The problem with our liturgies of “rights” talk is that having a right only makes sense within the context of a beloved community (a society). What this means is that in order to affirm and guarantee those rights for individuals, our rights talk must inevitably give way to the language of love.
The right to bear a weapon is the right, yes, to defend yourself, but also your family, and as the Second Amendment suggests, your beloved community through militias sworn to protect and serve neighbors. Such a right warrants restriction when the community we love comes under attack. The right to property and pursue economic prosperity is indeed the right to own things and put them to good and constructive use, but this right is exercised within a larger society from which we derive many benefits (like the permission to form a corporation) and to which our economic pursuits are called to service born of love. Such a right must have limits so that all might have a level playing field from which to both compete and derive benefit from our social arrangements. The right to defend the nation through the establishment of a military is a good that allows us to provided for a common defense. Such a right, justly exercised, is always aimed at the goal of peace, and certainly not perpetual war.

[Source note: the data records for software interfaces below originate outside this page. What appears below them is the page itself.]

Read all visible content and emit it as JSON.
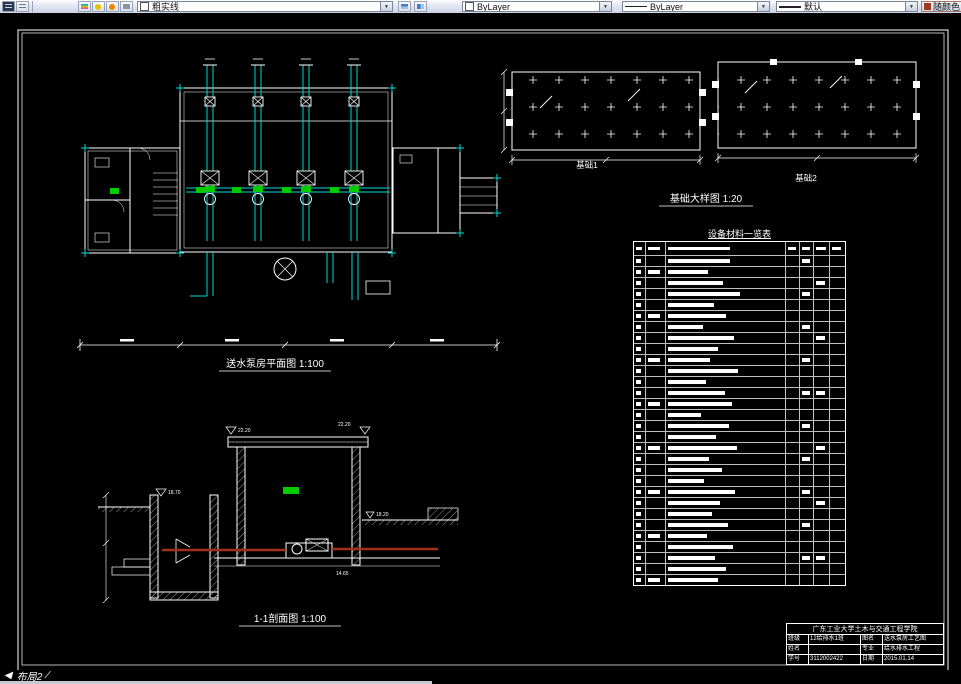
{
  "toolbar": {
    "layer_combo": {
      "value": "粗实线"
    },
    "color_combo": {
      "value": "ByLayer"
    },
    "linetype_combo": {
      "value": "ByLayer"
    },
    "lineweight_combo": {
      "value": "默认"
    },
    "color_mode_button": "随颜色"
  },
  "icons": {
    "dropdown_arrow": "▼",
    "tabs_scroll_left": "◀",
    "tab_slash": "∕"
  },
  "drawing_labels": {
    "floor_plan": "送水泵房平面图 1:100",
    "foundation1": "基础1",
    "foundation2": "基础2",
    "foundation_detail": "基础大样图 1:20",
    "section": "1-1剖面图 1:100",
    "level_tank": "18.70",
    "level_roof_left": "22.20",
    "level_roof_right": "22.20",
    "level_ground_right": "18.20",
    "level_floor": "14.65"
  },
  "equipment_table": {
    "title": "设备材料一览表",
    "header_bars": [
      6,
      12,
      62,
      8,
      8,
      10,
      9
    ],
    "rows": [
      62,
      40,
      55,
      72,
      46,
      58,
      35,
      66,
      50,
      42,
      70,
      38,
      57,
      64,
      33,
      61,
      48,
      69,
      41,
      54,
      36,
      67,
      52,
      44,
      60,
      39,
      65,
      47,
      58,
      50
    ]
  },
  "title_block": {
    "school": "广东工业大学土木与交通工程学院",
    "rows": [
      [
        "班级",
        "12给排水1班",
        "图名",
        "送水泵房工艺图"
      ],
      [
        "姓名",
        "",
        "专业",
        "给水排水工程"
      ],
      [
        "学号",
        "3112002422",
        "日期",
        "2015.01.14"
      ]
    ]
  },
  "status": {
    "layout_tab": "布局2"
  },
  "colors": {
    "pipe": "#00DADA",
    "valve": "#00CC00",
    "red_pipe": "#A03019",
    "line": "#FFFFFF"
  }
}
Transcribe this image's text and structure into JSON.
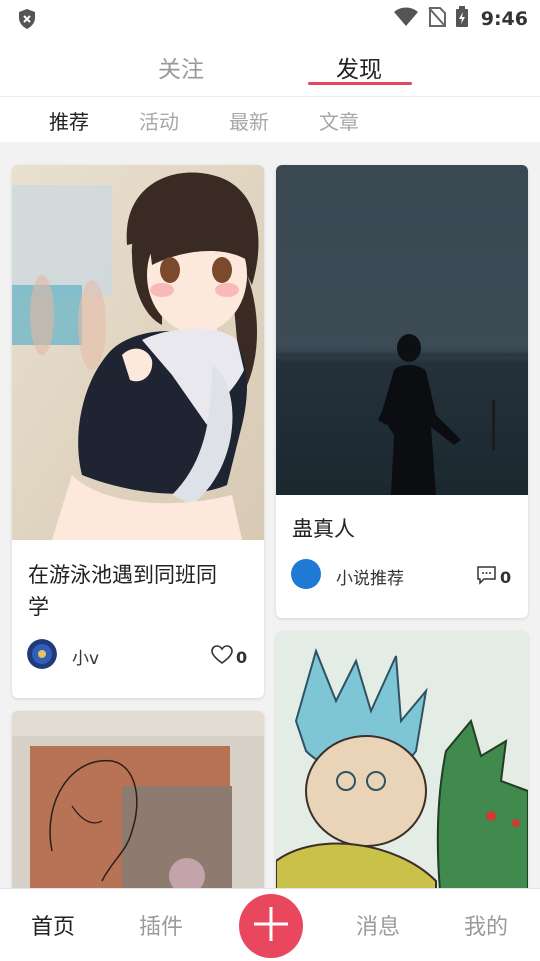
{
  "status_bar": {
    "time": "9:46",
    "icons": [
      "shield-icon",
      "wifi-icon",
      "no-sim-icon",
      "battery-charging-icon"
    ]
  },
  "top_tabs": [
    {
      "label": "关注",
      "active": false
    },
    {
      "label": "发现",
      "active": true
    }
  ],
  "sub_tabs": [
    {
      "label": "推荐",
      "active": true
    },
    {
      "label": "活动",
      "active": false
    },
    {
      "label": "最新",
      "active": false
    },
    {
      "label": "文章",
      "active": false
    }
  ],
  "cards": [
    {
      "title_line1": "在游泳池遇到同班同",
      "title_line2": "学",
      "author": "小v",
      "count": "0",
      "count_icon": "heart-icon"
    },
    {
      "title": "蛊真人",
      "author": "小说推荐",
      "count": "0",
      "count_icon": "comment-icon"
    },
    {
      "title": "",
      "author": "",
      "count": ""
    },
    {
      "title": "",
      "author": "",
      "count": ""
    }
  ],
  "bottom_nav": [
    {
      "label": "首页",
      "active": true
    },
    {
      "label": "插件",
      "active": false
    },
    {
      "label": "",
      "icon": "plus-icon"
    },
    {
      "label": "消息",
      "active": false
    },
    {
      "label": "我的",
      "active": false
    }
  ],
  "colors": {
    "accent": "#e8475e",
    "avatar_blue": "#1f7ad6"
  }
}
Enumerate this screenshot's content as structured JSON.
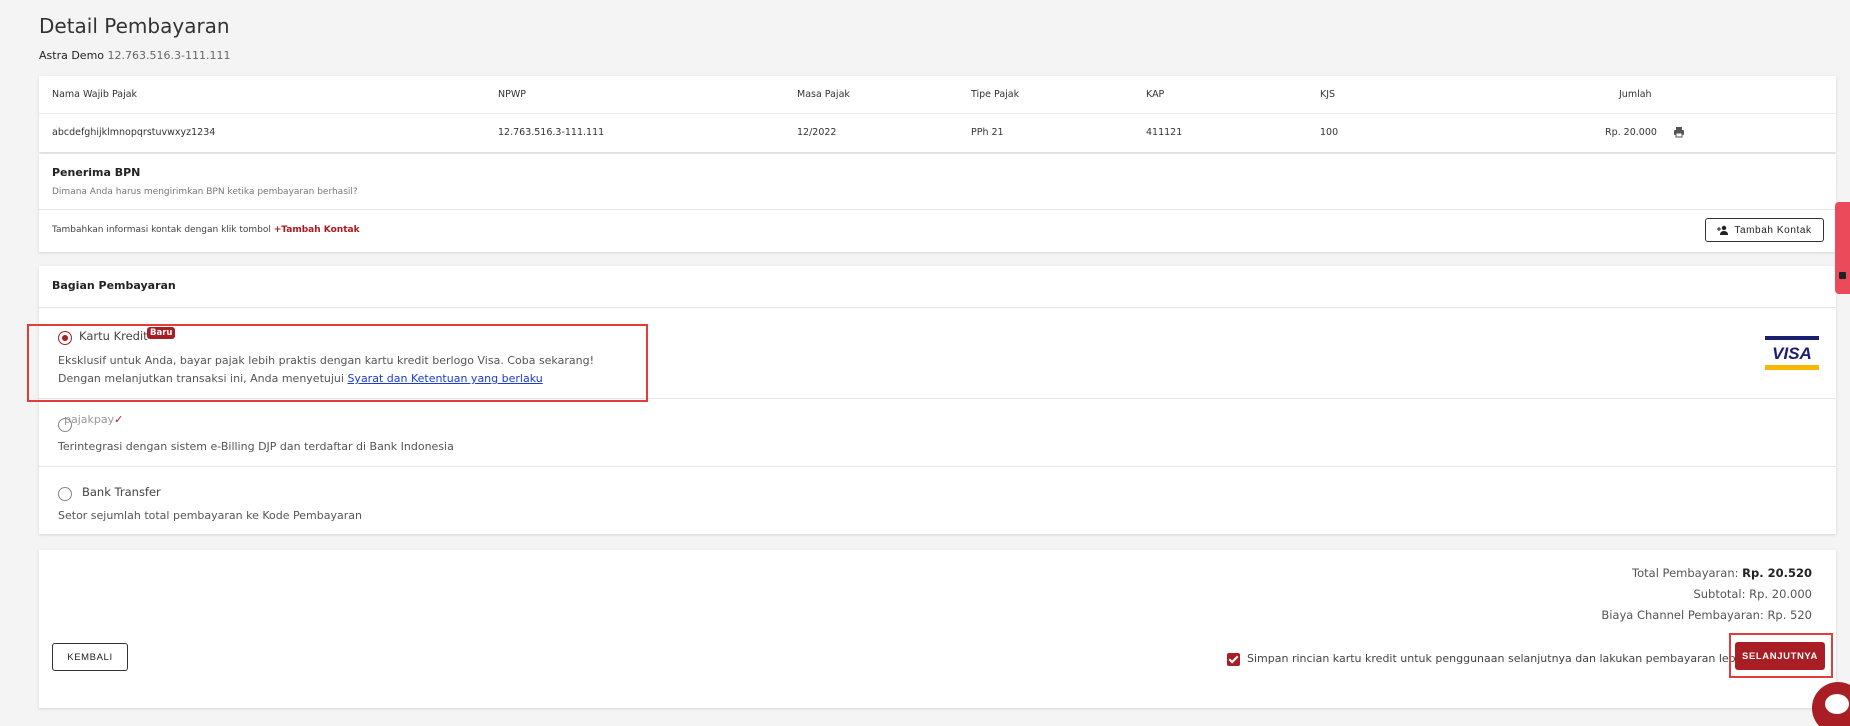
{
  "page": {
    "title": "Detail Pembayaran",
    "company_name": "Astra Demo",
    "company_npwp": "12.763.516.3-111.111"
  },
  "table": {
    "headers": [
      "Nama Wajib Pajak",
      "NPWP",
      "Masa Pajak",
      "Tipe Pajak",
      "KAP",
      "KJS",
      "Jumlah"
    ],
    "row": [
      "abcdefghijklmnopqrstuvwxyz1234",
      "12.763.516.3-111.111",
      "12/2022",
      "PPh 21",
      "411121",
      "100",
      "Rp. 20.000"
    ]
  },
  "bpn": {
    "title": "Penerima BPN",
    "subtitle": "Dimana Anda harus mengirimkan BPN ketika pembayaran berhasil?",
    "hint_prefix": "Tambahkan informasi kontak dengan klik tombol",
    "hint_link": "+Tambah Kontak",
    "button_label": "Tambah Kontak"
  },
  "payment": {
    "title": "Bagian Pembayaran",
    "credit_card": {
      "label": "Kartu Kredit",
      "badge": "Baru",
      "desc1": "Eksklusif untuk Anda, bayar pajak lebih praktis dengan kartu kredit berlogo Visa. Coba sekarang!",
      "desc2_prefix": "Dengan melanjutkan transaksi ini, Anda menyetujui",
      "desc2_link": "Syarat dan Ketentuan yang berlaku",
      "brand": "VISA",
      "selected": true
    },
    "pajakpay": {
      "logo_text": "pajakpay",
      "desc": "Terintegrasi dengan sistem e-Billing DJP dan terdaftar di Bank Indonesia"
    },
    "bank_transfer": {
      "label": "Bank Transfer",
      "desc": "Setor sejumlah total pembayaran ke Kode Pembayaran"
    }
  },
  "summary": {
    "total_label": "Total Pembayaran:",
    "total_value": "Rp. 20.520",
    "subtotal_label": "Subtotal:",
    "subtotal_value": "Rp. 20.000",
    "channel_label": "Biaya Channel Pembayaran:",
    "channel_value": "Rp. 520",
    "back_label": "KEMBALI",
    "save_card_text": "Simpan rincian kartu kredit untuk penggunaan selanjutnya dan lakukan pembayaran lebih cepat",
    "next_label": "SELANJUTNYA"
  },
  "colors": {
    "brand_red": "#a81e24",
    "highlight": "#e23c3c",
    "link_blue": "#1a3bd6"
  }
}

Using language from an older day and time, we used to refer to this love for the community as responsibility. Living in a beloved community necessarily entailed the responsibility to care for it and maintain it. I can’t quite name for you the time and place this concept was lost in our national conversation, but I think in light of our inability to act responsibly on such pressing matters as gun, health care and spending reform, we can effectively pronounce our community is beloved no more. There is no room for service in love to something higher than ourselves and our rights when we are Moloch, when we and our individual desires are all that matter.
If we are to have a future, and I want to hope that we can, all our rights talk will have to revisit the question of what it means to both belong to a community that we love, and in which we are loved. In short, we must repent of our idolatry, our cult of self, and turn towards worship and love of life in all its intimate connections of love. I think it is time for us to take a closer look at those first three commandments.